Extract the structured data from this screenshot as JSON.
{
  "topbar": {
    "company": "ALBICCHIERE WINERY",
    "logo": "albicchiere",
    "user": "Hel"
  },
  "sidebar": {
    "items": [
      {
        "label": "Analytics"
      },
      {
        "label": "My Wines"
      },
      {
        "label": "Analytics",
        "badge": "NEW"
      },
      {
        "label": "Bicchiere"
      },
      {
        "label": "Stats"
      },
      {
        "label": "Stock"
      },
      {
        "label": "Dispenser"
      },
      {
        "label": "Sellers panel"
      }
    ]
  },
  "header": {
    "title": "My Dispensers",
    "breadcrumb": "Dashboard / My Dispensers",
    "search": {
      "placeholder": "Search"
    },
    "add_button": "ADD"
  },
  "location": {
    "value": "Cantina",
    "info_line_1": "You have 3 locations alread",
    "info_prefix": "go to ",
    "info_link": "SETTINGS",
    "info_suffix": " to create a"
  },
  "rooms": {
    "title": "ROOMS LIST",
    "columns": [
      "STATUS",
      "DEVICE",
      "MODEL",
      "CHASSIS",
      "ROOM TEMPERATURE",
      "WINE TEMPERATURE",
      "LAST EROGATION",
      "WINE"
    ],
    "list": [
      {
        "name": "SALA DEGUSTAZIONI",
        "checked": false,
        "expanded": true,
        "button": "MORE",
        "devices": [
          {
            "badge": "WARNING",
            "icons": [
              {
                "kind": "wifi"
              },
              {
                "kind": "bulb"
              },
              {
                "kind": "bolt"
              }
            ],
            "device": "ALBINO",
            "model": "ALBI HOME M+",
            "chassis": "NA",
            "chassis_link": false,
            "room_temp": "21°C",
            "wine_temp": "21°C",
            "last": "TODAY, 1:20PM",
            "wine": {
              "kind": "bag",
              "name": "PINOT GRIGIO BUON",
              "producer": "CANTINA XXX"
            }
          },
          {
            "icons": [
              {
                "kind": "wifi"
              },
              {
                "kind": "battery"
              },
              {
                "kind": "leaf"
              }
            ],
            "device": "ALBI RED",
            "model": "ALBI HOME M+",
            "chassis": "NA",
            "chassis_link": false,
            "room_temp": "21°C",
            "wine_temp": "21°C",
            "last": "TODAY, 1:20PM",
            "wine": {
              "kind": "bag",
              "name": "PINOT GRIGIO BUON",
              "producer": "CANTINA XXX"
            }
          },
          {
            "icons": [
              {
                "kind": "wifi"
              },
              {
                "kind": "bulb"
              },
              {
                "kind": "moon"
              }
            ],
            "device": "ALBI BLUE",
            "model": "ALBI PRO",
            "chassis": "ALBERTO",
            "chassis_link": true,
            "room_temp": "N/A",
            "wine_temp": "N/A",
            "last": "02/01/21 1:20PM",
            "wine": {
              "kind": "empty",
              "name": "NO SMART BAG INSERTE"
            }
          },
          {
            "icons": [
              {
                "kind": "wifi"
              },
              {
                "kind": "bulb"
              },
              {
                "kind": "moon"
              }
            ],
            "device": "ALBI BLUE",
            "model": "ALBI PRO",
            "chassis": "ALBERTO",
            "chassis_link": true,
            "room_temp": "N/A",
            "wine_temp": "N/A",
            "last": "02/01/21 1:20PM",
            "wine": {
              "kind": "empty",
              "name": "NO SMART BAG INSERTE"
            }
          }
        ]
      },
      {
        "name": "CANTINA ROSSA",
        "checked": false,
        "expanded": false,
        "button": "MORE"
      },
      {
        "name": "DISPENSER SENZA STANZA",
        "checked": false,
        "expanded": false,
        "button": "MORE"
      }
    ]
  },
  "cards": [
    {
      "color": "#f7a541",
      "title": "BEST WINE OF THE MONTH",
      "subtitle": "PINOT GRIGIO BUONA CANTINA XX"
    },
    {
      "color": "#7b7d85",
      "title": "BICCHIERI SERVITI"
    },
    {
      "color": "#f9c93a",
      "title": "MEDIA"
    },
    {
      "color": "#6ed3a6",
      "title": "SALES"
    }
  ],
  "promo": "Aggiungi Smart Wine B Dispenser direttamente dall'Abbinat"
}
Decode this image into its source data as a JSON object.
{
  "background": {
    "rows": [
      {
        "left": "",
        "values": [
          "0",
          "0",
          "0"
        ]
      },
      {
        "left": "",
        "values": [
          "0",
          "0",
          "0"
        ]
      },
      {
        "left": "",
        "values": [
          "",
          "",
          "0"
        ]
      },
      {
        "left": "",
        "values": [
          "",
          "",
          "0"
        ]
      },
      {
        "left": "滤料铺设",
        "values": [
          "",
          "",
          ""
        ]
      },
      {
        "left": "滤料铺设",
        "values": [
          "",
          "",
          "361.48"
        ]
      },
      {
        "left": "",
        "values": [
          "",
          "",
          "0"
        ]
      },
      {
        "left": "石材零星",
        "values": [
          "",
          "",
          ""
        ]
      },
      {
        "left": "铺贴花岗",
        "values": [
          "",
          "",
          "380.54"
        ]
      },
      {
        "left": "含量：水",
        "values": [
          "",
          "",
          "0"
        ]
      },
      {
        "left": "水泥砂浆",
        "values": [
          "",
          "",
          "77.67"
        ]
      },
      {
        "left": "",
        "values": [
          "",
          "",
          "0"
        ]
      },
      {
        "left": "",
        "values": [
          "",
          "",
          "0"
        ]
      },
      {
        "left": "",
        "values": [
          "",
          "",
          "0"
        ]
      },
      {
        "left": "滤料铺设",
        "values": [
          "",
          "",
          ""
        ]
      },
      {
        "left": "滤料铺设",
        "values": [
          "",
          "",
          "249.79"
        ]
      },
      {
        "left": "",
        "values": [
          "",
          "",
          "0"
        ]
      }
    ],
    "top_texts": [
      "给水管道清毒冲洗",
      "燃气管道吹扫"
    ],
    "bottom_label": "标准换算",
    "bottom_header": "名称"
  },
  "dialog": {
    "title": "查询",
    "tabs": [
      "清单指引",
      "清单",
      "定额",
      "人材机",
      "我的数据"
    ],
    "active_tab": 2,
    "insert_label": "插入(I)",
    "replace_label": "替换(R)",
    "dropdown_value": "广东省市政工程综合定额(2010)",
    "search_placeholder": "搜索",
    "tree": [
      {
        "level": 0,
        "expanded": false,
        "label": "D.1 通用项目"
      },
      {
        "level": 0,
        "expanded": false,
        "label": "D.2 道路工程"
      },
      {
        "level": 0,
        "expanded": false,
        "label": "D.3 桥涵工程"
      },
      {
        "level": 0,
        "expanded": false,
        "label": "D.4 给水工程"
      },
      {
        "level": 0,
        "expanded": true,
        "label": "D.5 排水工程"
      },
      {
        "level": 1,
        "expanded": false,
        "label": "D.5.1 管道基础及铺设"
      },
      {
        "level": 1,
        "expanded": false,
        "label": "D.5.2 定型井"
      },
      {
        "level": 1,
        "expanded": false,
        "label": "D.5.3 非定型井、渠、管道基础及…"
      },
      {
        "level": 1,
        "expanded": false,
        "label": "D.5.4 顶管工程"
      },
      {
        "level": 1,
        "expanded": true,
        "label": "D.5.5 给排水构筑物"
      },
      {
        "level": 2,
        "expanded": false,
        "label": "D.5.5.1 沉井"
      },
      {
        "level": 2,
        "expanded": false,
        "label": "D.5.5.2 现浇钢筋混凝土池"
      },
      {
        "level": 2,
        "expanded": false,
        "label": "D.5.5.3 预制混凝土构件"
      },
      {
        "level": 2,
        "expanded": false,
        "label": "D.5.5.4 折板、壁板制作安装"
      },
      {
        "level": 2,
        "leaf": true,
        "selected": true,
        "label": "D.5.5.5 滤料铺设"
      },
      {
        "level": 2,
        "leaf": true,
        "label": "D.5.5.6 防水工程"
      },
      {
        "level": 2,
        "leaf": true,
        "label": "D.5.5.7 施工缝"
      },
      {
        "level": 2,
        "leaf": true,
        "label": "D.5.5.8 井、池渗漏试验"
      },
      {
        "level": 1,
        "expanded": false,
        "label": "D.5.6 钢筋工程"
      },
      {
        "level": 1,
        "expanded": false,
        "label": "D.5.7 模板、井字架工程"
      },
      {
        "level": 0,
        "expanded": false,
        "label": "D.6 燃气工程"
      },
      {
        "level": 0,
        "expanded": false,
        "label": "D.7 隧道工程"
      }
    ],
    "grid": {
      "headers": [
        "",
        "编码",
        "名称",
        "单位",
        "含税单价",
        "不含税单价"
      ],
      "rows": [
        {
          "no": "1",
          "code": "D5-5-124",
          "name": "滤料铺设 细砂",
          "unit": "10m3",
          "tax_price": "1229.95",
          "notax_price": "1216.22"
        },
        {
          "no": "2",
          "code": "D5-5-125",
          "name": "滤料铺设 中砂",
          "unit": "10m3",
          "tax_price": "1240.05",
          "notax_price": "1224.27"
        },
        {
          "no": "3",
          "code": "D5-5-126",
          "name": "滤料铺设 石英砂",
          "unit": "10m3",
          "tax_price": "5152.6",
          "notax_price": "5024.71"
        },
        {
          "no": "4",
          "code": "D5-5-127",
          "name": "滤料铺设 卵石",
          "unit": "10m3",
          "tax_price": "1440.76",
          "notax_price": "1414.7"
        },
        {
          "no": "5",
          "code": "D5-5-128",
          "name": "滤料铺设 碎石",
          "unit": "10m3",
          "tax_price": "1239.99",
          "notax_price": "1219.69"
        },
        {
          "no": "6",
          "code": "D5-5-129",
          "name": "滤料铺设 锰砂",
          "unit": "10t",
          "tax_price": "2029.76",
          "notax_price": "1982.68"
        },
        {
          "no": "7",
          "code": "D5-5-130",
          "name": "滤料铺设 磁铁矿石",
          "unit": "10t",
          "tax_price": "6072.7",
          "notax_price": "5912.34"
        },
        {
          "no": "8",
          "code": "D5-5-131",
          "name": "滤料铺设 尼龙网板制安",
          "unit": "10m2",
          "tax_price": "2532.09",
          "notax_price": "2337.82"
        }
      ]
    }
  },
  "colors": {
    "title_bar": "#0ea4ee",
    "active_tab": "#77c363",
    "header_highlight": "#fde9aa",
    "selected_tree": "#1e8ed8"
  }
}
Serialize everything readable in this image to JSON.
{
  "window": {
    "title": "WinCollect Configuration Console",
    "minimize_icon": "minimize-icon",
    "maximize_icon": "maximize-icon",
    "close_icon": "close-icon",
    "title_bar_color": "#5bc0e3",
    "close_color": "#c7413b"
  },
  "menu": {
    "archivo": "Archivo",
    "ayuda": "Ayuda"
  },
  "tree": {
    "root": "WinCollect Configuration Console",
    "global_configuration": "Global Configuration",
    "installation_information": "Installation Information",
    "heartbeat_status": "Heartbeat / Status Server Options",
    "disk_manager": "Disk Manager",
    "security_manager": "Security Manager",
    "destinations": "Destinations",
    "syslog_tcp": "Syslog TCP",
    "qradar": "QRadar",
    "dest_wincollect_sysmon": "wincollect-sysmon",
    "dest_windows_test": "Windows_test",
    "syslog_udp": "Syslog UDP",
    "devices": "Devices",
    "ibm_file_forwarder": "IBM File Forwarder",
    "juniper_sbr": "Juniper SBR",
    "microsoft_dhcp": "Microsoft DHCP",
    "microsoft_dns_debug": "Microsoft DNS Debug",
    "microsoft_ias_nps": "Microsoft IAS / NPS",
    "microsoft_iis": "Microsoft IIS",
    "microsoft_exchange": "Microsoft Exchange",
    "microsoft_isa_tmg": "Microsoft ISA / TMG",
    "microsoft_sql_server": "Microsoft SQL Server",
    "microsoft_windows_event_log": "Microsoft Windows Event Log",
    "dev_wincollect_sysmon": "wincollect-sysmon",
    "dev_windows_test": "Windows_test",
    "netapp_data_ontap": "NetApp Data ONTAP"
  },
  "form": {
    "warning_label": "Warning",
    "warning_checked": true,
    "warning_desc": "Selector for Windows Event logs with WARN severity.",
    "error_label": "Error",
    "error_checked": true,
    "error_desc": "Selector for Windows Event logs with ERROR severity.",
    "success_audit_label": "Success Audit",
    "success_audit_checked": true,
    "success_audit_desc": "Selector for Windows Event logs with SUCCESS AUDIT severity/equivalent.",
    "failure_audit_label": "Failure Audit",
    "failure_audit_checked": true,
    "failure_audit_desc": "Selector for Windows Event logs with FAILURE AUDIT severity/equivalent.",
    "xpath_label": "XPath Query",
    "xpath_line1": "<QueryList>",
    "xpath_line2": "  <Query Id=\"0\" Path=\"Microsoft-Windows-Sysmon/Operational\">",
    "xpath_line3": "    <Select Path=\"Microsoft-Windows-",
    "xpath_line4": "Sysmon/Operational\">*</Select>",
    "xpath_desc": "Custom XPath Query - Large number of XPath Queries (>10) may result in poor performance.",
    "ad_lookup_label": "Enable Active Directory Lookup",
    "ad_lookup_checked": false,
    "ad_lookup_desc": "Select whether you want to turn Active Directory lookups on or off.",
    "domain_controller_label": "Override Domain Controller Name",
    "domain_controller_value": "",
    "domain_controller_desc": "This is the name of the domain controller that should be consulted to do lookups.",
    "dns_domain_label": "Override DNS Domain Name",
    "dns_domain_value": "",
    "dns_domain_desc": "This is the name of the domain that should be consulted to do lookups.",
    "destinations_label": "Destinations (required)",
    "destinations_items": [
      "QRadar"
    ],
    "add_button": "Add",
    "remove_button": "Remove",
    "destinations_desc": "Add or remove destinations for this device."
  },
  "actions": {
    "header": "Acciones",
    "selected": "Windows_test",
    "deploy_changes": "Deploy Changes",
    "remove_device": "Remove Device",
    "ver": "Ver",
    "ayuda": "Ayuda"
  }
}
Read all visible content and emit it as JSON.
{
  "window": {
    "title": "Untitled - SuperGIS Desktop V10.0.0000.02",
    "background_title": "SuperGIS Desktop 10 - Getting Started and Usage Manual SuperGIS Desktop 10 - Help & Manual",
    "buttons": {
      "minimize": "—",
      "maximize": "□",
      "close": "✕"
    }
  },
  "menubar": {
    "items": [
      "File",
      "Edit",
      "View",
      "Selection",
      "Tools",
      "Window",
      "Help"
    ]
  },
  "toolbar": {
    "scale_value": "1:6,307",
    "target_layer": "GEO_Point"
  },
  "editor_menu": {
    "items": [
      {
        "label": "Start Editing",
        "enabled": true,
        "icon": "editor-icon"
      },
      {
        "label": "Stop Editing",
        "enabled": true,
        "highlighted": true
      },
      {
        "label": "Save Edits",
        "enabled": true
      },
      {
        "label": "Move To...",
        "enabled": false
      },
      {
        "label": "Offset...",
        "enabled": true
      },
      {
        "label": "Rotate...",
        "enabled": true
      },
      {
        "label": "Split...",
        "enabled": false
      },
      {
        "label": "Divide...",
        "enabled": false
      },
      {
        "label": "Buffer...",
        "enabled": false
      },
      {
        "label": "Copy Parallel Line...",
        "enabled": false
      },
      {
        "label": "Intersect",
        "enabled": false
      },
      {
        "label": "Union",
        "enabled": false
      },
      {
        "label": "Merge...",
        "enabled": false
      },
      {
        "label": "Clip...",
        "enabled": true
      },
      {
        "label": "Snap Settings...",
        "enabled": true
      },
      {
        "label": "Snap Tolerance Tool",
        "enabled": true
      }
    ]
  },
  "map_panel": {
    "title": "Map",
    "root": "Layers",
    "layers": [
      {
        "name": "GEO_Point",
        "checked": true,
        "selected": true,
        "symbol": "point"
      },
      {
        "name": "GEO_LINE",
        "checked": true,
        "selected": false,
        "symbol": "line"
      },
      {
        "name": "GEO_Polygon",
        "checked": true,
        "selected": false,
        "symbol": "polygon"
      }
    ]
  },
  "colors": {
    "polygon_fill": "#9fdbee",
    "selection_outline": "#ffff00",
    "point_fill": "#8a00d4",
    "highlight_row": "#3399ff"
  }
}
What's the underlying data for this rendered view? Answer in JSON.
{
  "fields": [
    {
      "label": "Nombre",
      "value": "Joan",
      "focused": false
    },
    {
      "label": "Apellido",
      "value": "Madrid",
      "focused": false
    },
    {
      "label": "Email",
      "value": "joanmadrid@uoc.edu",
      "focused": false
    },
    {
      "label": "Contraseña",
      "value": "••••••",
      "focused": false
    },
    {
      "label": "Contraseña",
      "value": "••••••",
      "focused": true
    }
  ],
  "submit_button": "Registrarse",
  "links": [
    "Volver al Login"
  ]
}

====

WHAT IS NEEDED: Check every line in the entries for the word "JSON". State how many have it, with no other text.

OUTPUT FOR THIS EXERCISE: 5